KuiperTest performs the Kuiper goodness-of-fit test with null hypothesis that data was drawn from a population with distribution dist and alternative hypothesis that it was not.

By default a probability value or -value is returned.

A small -value suggests that it is unlikely that the data came from dist.

The dist can be any symbolic distribution with numeric and symbolic parameters or a dataset.

The data can be univariate or multivariate .

The Kuiper test assumes that the data came from a continuous distribution.

The Kuiper test effectively uses a test statistic based on where is the empirical CDF of data and is the CDF of dist.

For multivariate tests, the mean of the univariate marginal test statistics is used. -values are computed via Monte Carlo simulation.

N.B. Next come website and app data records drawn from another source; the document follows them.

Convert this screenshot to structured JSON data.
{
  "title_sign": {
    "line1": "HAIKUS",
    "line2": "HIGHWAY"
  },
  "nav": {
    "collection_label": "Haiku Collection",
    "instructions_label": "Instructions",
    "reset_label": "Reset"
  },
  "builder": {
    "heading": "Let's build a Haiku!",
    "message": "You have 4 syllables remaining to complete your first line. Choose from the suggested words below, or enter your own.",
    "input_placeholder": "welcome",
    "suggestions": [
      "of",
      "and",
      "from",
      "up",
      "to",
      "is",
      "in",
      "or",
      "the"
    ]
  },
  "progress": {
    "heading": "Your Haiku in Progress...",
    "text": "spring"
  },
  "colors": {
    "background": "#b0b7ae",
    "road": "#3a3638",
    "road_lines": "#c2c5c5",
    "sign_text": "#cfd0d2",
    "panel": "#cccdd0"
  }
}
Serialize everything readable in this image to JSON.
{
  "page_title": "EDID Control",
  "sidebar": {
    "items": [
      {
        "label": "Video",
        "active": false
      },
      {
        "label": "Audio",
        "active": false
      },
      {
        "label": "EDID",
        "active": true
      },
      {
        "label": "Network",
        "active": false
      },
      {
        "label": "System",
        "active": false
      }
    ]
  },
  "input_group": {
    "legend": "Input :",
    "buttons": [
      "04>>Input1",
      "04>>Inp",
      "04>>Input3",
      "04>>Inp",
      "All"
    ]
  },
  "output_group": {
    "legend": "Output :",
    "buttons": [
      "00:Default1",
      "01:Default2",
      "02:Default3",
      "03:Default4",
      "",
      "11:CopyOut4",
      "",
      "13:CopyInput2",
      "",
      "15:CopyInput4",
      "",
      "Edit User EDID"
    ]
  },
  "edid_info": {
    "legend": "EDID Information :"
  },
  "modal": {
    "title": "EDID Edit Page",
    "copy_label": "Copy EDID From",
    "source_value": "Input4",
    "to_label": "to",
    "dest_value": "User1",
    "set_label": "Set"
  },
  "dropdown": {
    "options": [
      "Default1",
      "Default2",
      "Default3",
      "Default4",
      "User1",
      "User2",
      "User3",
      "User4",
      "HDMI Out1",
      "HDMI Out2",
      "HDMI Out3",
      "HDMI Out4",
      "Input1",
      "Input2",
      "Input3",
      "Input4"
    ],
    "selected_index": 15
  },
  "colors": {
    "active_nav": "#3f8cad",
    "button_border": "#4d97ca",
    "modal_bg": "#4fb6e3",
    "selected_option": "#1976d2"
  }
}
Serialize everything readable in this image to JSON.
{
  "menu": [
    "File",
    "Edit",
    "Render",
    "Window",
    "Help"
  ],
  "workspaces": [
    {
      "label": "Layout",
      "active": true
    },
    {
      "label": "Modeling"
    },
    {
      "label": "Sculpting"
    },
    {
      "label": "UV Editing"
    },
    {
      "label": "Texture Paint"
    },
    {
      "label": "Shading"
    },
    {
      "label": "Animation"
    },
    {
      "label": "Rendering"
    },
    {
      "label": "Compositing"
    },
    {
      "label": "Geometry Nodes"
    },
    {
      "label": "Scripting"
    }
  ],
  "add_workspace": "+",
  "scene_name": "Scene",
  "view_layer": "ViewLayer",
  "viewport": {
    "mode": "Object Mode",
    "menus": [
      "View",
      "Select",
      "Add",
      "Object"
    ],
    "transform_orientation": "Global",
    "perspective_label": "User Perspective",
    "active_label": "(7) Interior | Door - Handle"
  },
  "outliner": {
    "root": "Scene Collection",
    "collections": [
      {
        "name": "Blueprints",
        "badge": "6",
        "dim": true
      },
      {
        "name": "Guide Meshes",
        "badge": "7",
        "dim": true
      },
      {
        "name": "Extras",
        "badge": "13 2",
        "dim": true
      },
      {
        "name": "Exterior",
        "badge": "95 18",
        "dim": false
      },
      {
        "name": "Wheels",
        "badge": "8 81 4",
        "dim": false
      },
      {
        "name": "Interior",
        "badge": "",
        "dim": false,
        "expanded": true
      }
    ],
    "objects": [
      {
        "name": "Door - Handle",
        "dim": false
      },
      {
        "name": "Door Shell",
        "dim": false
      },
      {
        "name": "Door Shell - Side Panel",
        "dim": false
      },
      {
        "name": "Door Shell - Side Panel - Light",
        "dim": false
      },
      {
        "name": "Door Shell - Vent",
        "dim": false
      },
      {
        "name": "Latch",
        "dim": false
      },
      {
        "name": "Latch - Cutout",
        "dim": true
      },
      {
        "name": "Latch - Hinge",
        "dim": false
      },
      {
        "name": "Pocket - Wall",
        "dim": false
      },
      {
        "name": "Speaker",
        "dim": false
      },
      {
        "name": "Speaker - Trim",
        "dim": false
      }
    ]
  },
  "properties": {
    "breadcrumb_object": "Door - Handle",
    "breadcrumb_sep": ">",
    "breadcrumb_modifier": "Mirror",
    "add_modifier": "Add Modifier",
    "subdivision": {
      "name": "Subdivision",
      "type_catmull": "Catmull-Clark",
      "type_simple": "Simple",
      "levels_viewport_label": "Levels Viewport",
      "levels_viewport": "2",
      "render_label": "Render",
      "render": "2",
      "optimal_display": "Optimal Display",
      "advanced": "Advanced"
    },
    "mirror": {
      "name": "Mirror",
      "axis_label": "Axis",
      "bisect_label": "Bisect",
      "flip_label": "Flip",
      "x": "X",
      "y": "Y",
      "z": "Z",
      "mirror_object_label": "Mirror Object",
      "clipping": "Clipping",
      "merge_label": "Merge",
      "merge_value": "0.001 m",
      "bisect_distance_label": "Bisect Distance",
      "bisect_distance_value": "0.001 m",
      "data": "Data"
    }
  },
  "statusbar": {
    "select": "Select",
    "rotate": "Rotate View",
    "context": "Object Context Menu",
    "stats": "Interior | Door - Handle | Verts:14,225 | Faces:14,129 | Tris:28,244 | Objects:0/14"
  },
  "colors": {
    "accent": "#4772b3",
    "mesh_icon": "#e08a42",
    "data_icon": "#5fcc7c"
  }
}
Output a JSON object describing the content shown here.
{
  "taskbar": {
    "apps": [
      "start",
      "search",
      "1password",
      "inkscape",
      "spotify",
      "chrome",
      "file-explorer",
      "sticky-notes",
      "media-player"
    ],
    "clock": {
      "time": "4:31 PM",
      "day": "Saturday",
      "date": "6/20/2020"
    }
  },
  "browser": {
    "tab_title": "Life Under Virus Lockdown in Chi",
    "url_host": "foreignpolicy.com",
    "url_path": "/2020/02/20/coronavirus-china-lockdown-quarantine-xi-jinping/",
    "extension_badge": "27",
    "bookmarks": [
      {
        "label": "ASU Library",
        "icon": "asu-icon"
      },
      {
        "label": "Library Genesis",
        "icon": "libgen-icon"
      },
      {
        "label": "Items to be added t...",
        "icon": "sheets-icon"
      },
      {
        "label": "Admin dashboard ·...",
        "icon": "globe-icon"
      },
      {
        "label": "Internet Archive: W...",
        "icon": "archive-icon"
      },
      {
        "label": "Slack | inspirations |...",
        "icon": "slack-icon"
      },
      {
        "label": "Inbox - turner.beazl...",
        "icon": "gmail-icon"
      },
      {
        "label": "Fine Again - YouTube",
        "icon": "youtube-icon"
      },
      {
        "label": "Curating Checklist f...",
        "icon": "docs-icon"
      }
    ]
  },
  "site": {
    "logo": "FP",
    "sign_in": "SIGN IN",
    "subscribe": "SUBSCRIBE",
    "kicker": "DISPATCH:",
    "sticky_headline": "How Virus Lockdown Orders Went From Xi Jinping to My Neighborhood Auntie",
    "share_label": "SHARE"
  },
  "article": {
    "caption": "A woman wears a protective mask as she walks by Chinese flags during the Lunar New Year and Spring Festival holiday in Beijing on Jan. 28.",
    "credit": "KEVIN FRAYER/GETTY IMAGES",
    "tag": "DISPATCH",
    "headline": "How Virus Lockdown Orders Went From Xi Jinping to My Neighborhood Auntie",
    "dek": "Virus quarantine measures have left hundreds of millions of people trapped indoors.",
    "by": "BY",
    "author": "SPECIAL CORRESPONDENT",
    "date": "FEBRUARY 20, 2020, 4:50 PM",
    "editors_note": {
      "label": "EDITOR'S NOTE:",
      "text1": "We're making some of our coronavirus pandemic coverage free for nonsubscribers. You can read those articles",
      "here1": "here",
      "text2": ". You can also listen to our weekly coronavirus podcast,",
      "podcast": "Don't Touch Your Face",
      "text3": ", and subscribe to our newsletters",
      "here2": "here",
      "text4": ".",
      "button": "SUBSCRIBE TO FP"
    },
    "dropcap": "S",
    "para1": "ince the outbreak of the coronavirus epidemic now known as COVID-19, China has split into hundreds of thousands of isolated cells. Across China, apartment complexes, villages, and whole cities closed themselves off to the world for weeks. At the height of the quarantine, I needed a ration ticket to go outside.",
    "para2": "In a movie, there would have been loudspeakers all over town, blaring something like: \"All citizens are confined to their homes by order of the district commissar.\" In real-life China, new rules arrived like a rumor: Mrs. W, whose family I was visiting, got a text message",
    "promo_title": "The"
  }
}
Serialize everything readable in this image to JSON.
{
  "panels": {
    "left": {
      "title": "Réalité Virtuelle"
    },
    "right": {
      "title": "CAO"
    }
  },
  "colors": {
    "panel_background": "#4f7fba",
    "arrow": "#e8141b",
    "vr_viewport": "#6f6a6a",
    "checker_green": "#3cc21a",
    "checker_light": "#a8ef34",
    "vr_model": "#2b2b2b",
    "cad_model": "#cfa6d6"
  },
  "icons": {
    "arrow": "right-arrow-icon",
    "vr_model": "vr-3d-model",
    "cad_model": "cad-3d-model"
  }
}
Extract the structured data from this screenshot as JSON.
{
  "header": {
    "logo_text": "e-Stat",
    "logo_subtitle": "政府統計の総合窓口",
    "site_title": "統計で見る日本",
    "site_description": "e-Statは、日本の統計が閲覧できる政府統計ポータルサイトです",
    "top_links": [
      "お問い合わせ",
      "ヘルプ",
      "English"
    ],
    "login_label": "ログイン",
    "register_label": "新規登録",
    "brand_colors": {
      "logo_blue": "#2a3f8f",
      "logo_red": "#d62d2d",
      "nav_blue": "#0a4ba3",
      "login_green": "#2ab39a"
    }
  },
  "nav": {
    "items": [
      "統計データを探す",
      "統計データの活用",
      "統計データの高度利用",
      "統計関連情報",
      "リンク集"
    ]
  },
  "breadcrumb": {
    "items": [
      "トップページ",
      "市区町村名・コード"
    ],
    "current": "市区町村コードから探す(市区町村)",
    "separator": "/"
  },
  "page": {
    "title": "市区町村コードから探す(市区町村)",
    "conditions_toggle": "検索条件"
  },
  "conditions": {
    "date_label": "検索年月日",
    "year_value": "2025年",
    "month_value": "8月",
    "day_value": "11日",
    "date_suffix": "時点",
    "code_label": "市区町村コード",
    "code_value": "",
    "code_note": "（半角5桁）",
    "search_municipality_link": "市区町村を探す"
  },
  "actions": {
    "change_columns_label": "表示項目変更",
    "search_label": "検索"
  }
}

KuiperTest returns a HypothesisTestData object htd that can be used to extract additional test results and properties using the form htd["property"].

KuiperTest can be used to directly give the value of .

Properties related to the reporting of test results include:

"PValue"

-value

"PValueTable"

formatted version of

"ShortTestConclusion"

a short description of the conclusion of a test

"TestConclusion"

a description of the conclusion of a test

"TestData"

test statistic and -value

"TestDataTable"

formatted version of

"TestStatistic"

test statistic

"TestStatisticTable"

formatted

The following properties are independent of which test is being performed.

Properties related to the data distribution include:

For a test for goodness-of-fit, a cutoff is chosen such that is rejected only if . The value of used for the and properties is controlled by the SignificanceLevel option. By default is set to .

With the setting Method, datasets of the same length as the input are generated under using the fitted distribution. The EmpiricalDistribution from KuiperTest is then used to estimate the -value.

Estimate the power of the Kuiper test when the underlying distribution is a UniformDistribution, the test size is 0.05, and the sample size is 12:

Spatial signs transform bivariate data to points on a unit circle and are often used in tests of location. The null hypothesis can be tested by determining whether the spatial signs are significantly clustered:

The spatial sign function:

Clustering occurs for nonzero mean vectors:

A bivariate test for location using spatial signs and Kuiper's test:

The test does not reject when the mean is close to the null value:

The test rejects the null hypothesis when the mean is not close to the null value: